In the Wake
Lisa Kron examines the toll that politics takes on the personal.
Mon Nov 1 2010
Photograph: Joan Marcus
Time Out Ratings :<strong>Rating: </strong>4/5
The morning after seeing In the Wake, don't be surprised if Lisa Kron's resolute, maddening, emotionally distraught and very familiar characters are still rumbling around in your head like the aftereffects of an intense dream. Kron dissects the life of Ellen (Marin Ireland), a politically passionate, left-leaning New Yorker who's rudely awakened by the first years of the new century in an astute and challenging play that scrutinizes American history with laser-beam precision.
White, middle-class Ellen works herself into piques of fury over the political state of the country, from the contested 2000 election and post-9/11 fearmongering to the invasion of Iraq and Bush's subsequent reelection. Although she recognizes her obsessive nature, Ellen doesn't realize how charmed a life she leads until it evaporates. She has a devoted partner in Danny (Michael Chernus) and an extended family with Danny's sister Kayla (Susan Pourfar) and her wife, Laurie (Danielle Skraastad), who live downstairs. But experimental filmmaker Amy (Jenny Bacon) pulls her heart in another direction. And Ellen's withdrawn relief-worker friend, Judy (Deirdre O'Connell), brings her mixed-race niece, Tessa (Miriam F. Glover), for an uncomfortable visit.

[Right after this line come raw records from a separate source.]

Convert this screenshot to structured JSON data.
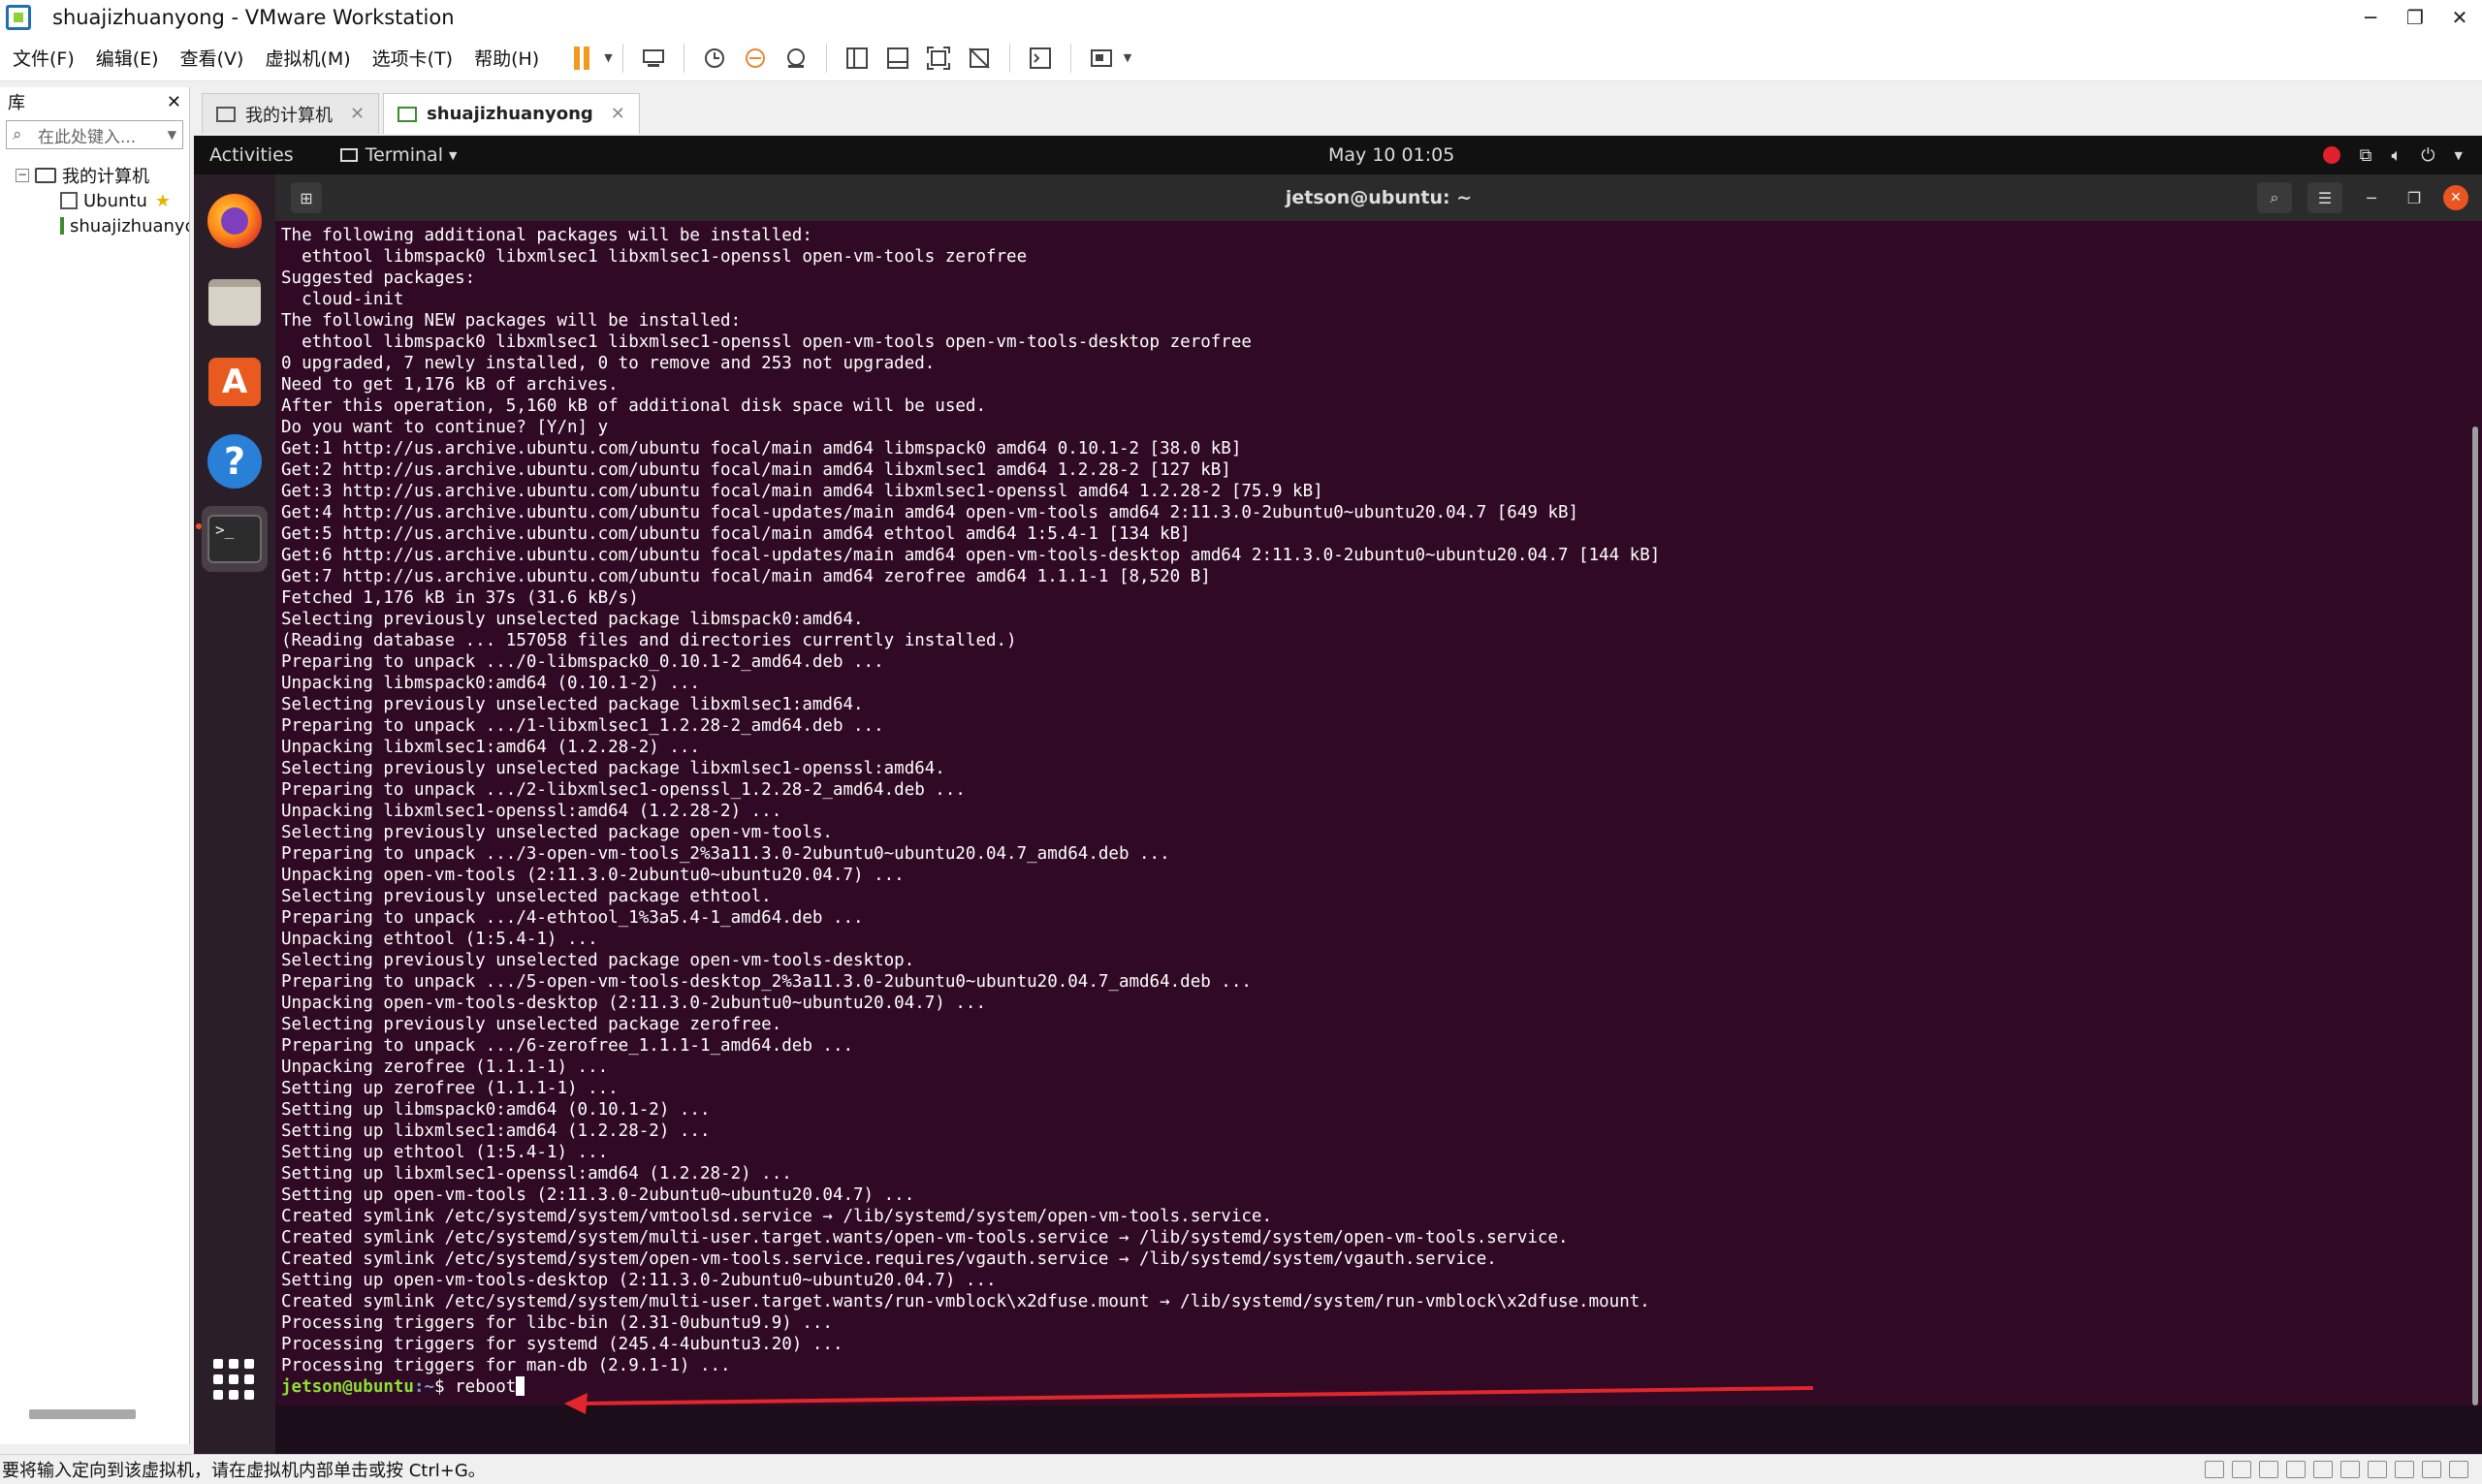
{
  "window": {
    "title": "shuajizhuanyong - VMware Workstation"
  },
  "menu": [
    "文件(F)",
    "编辑(E)",
    "查看(V)",
    "虚拟机(M)",
    "选项卡(T)",
    "帮助(H)"
  ],
  "library": {
    "title": "库",
    "search_placeholder": "在此处键入...",
    "root": "我的计算机",
    "items": [
      "Ubuntu",
      "shuajizhuanyong"
    ]
  },
  "tabs": [
    {
      "label": "我的计算机"
    },
    {
      "label": "shuajizhuanyong"
    }
  ],
  "gnome": {
    "activities": "Activities",
    "app_menu": "Terminal",
    "clock": "May 10  01:05"
  },
  "terminal": {
    "title": "jetson@ubuntu: ~",
    "lines": [
      "The following additional packages will be installed:",
      "  ethtool libmspack0 libxmlsec1 libxmlsec1-openssl open-vm-tools zerofree",
      "Suggested packages:",
      "  cloud-init",
      "The following NEW packages will be installed:",
      "  ethtool libmspack0 libxmlsec1 libxmlsec1-openssl open-vm-tools open-vm-tools-desktop zerofree",
      "0 upgraded, 7 newly installed, 0 to remove and 253 not upgraded.",
      "Need to get 1,176 kB of archives.",
      "After this operation, 5,160 kB of additional disk space will be used.",
      "Do you want to continue? [Y/n] y",
      "Get:1 http://us.archive.ubuntu.com/ubuntu focal/main amd64 libmspack0 amd64 0.10.1-2 [38.0 kB]",
      "Get:2 http://us.archive.ubuntu.com/ubuntu focal/main amd64 libxmlsec1 amd64 1.2.28-2 [127 kB]",
      "Get:3 http://us.archive.ubuntu.com/ubuntu focal/main amd64 libxmlsec1-openssl amd64 1.2.28-2 [75.9 kB]",
      "Get:4 http://us.archive.ubuntu.com/ubuntu focal-updates/main amd64 open-vm-tools amd64 2:11.3.0-2ubuntu0~ubuntu20.04.7 [649 kB]",
      "Get:5 http://us.archive.ubuntu.com/ubuntu focal/main amd64 ethtool amd64 1:5.4-1 [134 kB]",
      "Get:6 http://us.archive.ubuntu.com/ubuntu focal-updates/main amd64 open-vm-tools-desktop amd64 2:11.3.0-2ubuntu0~ubuntu20.04.7 [144 kB]",
      "Get:7 http://us.archive.ubuntu.com/ubuntu focal/main amd64 zerofree amd64 1.1.1-1 [8,520 B]",
      "Fetched 1,176 kB in 37s (31.6 kB/s)",
      "Selecting previously unselected package libmspack0:amd64.",
      "(Reading database ... 157058 files and directories currently installed.)",
      "Preparing to unpack .../0-libmspack0_0.10.1-2_amd64.deb ...",
      "Unpacking libmspack0:amd64 (0.10.1-2) ...",
      "Selecting previously unselected package libxmlsec1:amd64.",
      "Preparing to unpack .../1-libxmlsec1_1.2.28-2_amd64.deb ...",
      "Unpacking libxmlsec1:amd64 (1.2.28-2) ...",
      "Selecting previously unselected package libxmlsec1-openssl:amd64.",
      "Preparing to unpack .../2-libxmlsec1-openssl_1.2.28-2_amd64.deb ...",
      "Unpacking libxmlsec1-openssl:amd64 (1.2.28-2) ...",
      "Selecting previously unselected package open-vm-tools.",
      "Preparing to unpack .../3-open-vm-tools_2%3a11.3.0-2ubuntu0~ubuntu20.04.7_amd64.deb ...",
      "Unpacking open-vm-tools (2:11.3.0-2ubuntu0~ubuntu20.04.7) ...",
      "Selecting previously unselected package ethtool.",
      "Preparing to unpack .../4-ethtool_1%3a5.4-1_amd64.deb ...",
      "Unpacking ethtool (1:5.4-1) ...",
      "Selecting previously unselected package open-vm-tools-desktop.",
      "Preparing to unpack .../5-open-vm-tools-desktop_2%3a11.3.0-2ubuntu0~ubuntu20.04.7_amd64.deb ...",
      "Unpacking open-vm-tools-desktop (2:11.3.0-2ubuntu0~ubuntu20.04.7) ...",
      "Selecting previously unselected package zerofree.",
      "Preparing to unpack .../6-zerofree_1.1.1-1_amd64.deb ...",
      "Unpacking zerofree (1.1.1-1) ...",
      "Setting up zerofree (1.1.1-1) ...",
      "Setting up libmspack0:amd64 (0.10.1-2) ...",
      "Setting up libxmlsec1:amd64 (1.2.28-2) ...",
      "Setting up ethtool (1:5.4-1) ...",
      "Setting up libxmlsec1-openssl:amd64 (1.2.28-2) ...",
      "Setting up open-vm-tools (2:11.3.0-2ubuntu0~ubuntu20.04.7) ...",
      "Created symlink /etc/systemd/system/vmtoolsd.service → /lib/systemd/system/open-vm-tools.service.",
      "Created symlink /etc/systemd/system/multi-user.target.wants/open-vm-tools.service → /lib/systemd/system/open-vm-tools.service.",
      "Created symlink /etc/systemd/system/open-vm-tools.service.requires/vgauth.service → /lib/systemd/system/vgauth.service.",
      "Setting up open-vm-tools-desktop (2:11.3.0-2ubuntu0~ubuntu20.04.7) ...",
      "Created symlink /etc/systemd/system/multi-user.target.wants/run-vmblock\\x2dfuse.mount → /lib/systemd/system/run-vmblock\\x2dfuse.mount.",
      "Processing triggers for libc-bin (2.31-0ubuntu9.9) ...",
      "Processing triggers for systemd (245.4-4ubuntu3.20) ...",
      "Processing triggers for man-db (2.9.1-1) ..."
    ],
    "prompt_user": "jetson@ubuntu",
    "prompt_path": ":~",
    "prompt_symbol": "$ ",
    "command": "reboot"
  },
  "status_bar": {
    "text": "要将输入定向到该虚拟机，请在虚拟机内部单击或按 Ctrl+G。"
  },
  "colors": {
    "terminal_bg": "#300a24",
    "prompt_user": "#8ae234",
    "prompt_path": "#729fcf",
    "annotation_arrow": "#e3262b"
  }
}
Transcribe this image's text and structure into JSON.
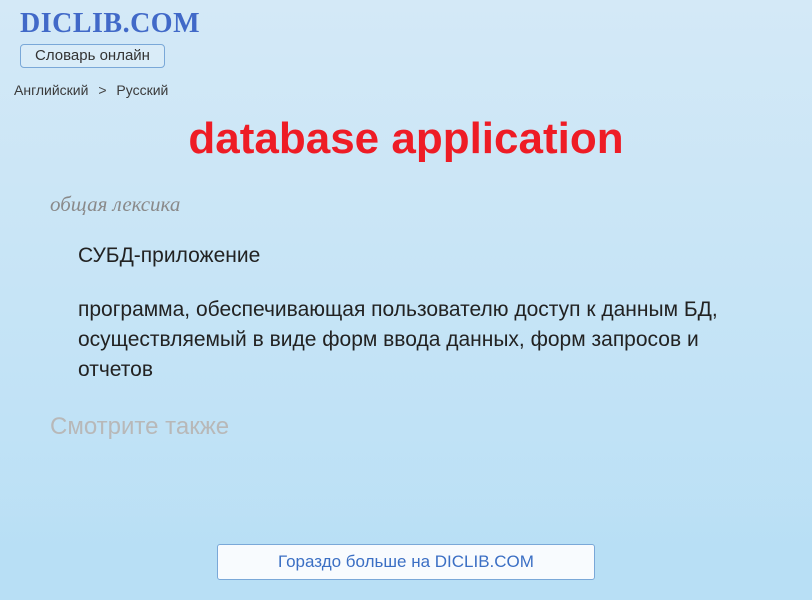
{
  "header": {
    "logo": "DICLIB.COM",
    "subtitle": "Словарь онлайн"
  },
  "breadcrumb": {
    "from": "Английский",
    "sep": ">",
    "to": "Русский"
  },
  "title": "database application",
  "entry": {
    "category": "общая лексика",
    "definition": "СУБД-приложение",
    "description": "программа, обеспечивающая пользователю доступ к данным БД, осуществляемый в виде форм ввода данных, форм запросов и отчетов",
    "see_also": "Смотрите также"
  },
  "cta": {
    "label": "Гораздо больше на DICLIB.COM"
  }
}
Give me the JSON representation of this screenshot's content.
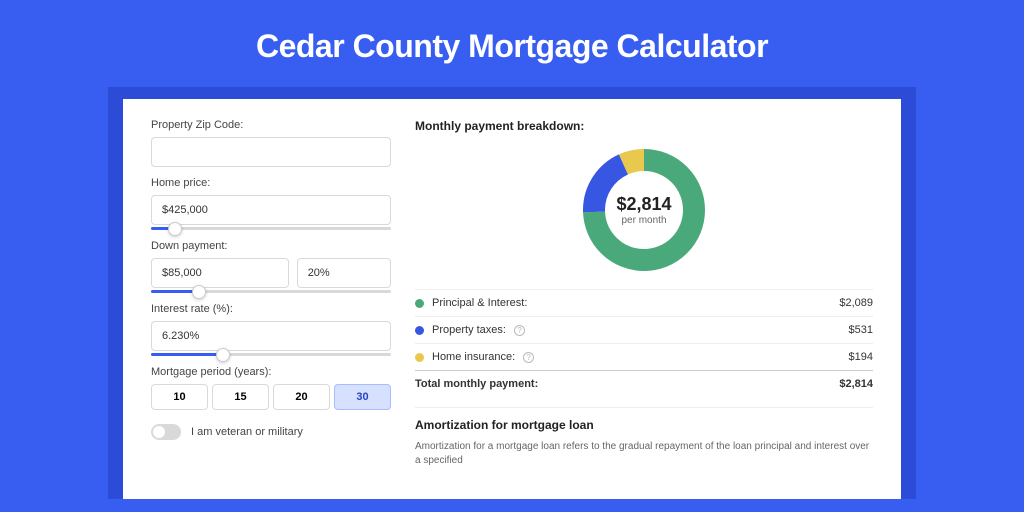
{
  "hero": {
    "title": "Cedar County Mortgage Calculator"
  },
  "form": {
    "zip_label": "Property Zip Code:",
    "zip_value": "",
    "price_label": "Home price:",
    "price_value": "$425,000",
    "price_slider_pct": 10,
    "down_label": "Down payment:",
    "down_value": "$85,000",
    "down_pct_value": "20%",
    "down_slider_pct": 20,
    "rate_label": "Interest rate (%):",
    "rate_value": "6.230%",
    "rate_slider_pct": 30,
    "period_label": "Mortgage period (years):",
    "periods": [
      "10",
      "15",
      "20",
      "30"
    ],
    "period_active": "30",
    "veteran_label": "I am veteran or military"
  },
  "breakdown": {
    "title": "Monthly payment breakdown:",
    "center_amount": "$2,814",
    "center_sub": "per month",
    "rows": [
      {
        "label": "Principal & Interest:",
        "amount": "$2,089",
        "color": "#4aa97a",
        "info": false
      },
      {
        "label": "Property taxes:",
        "amount": "$531",
        "color": "#3757e3",
        "info": true
      },
      {
        "label": "Home insurance:",
        "amount": "$194",
        "color": "#e9c84e",
        "info": true
      }
    ],
    "total_label": "Total monthly payment:",
    "total_amount": "$2,814"
  },
  "amort": {
    "title": "Amortization for mortgage loan",
    "text": "Amortization for a mortgage loan refers to the gradual repayment of the loan principal and interest over a specified"
  },
  "chart_data": {
    "type": "pie",
    "title": "Monthly payment breakdown",
    "series": [
      {
        "name": "Principal & Interest",
        "value": 2089,
        "color": "#4aa97a"
      },
      {
        "name": "Property taxes",
        "value": 531,
        "color": "#3757e3"
      },
      {
        "name": "Home insurance",
        "value": 194,
        "color": "#e9c84e"
      }
    ],
    "total": 2814
  }
}
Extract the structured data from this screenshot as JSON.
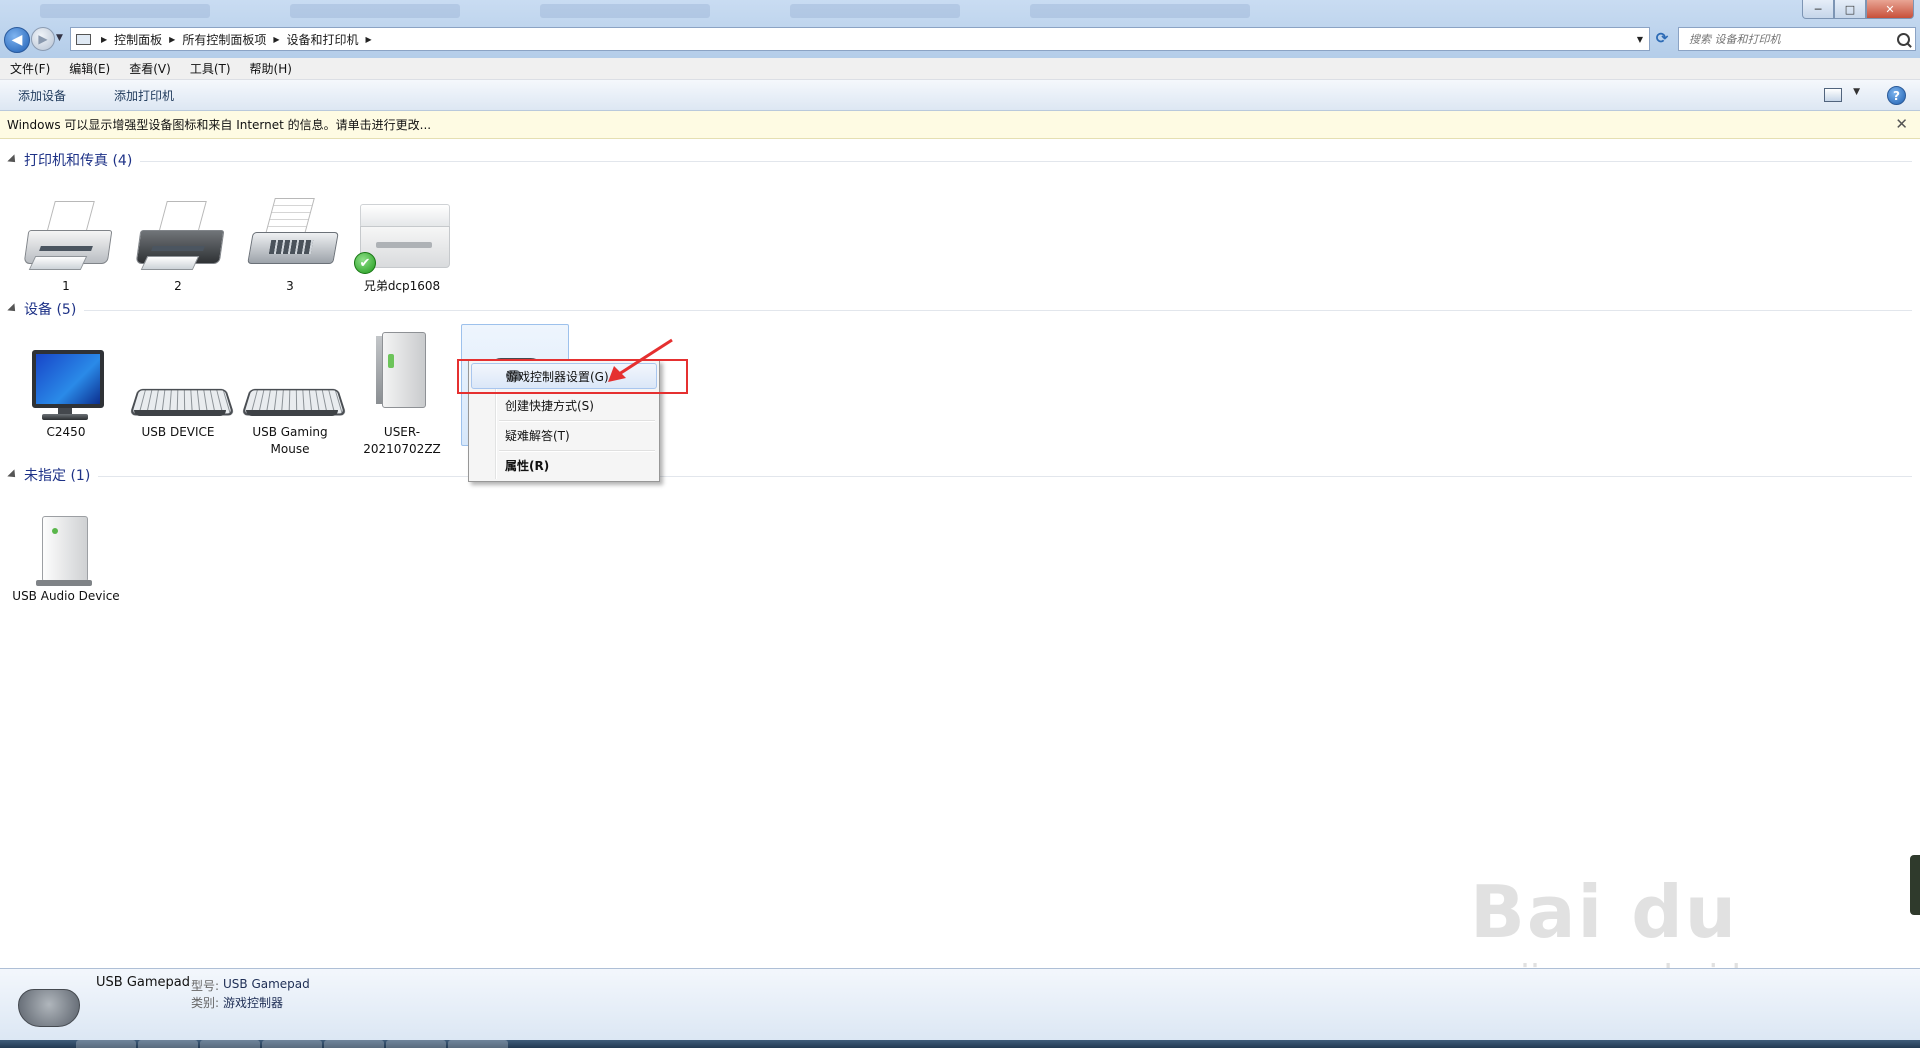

Our protagonist can't see her own blind spot—in her politics or her personality—a point Kron repeatedly drills into her allegorical drama. Does Ellen represent the beleaguered left or the careless United States? She could be either, but in the hands of Ireland and director Leigh Silverman, she's a feverishly complex figure. Kron can slip into preachiness as she demonstrates that what's happening in the world trickles down to our relationships, but Silverman and her strong ensemble keep steadfast control of the debate.
Public Theater. By Lisa Kron. Dir. Leigh Silverman. With ensemble cast. 2hrs 45mins. One intermission.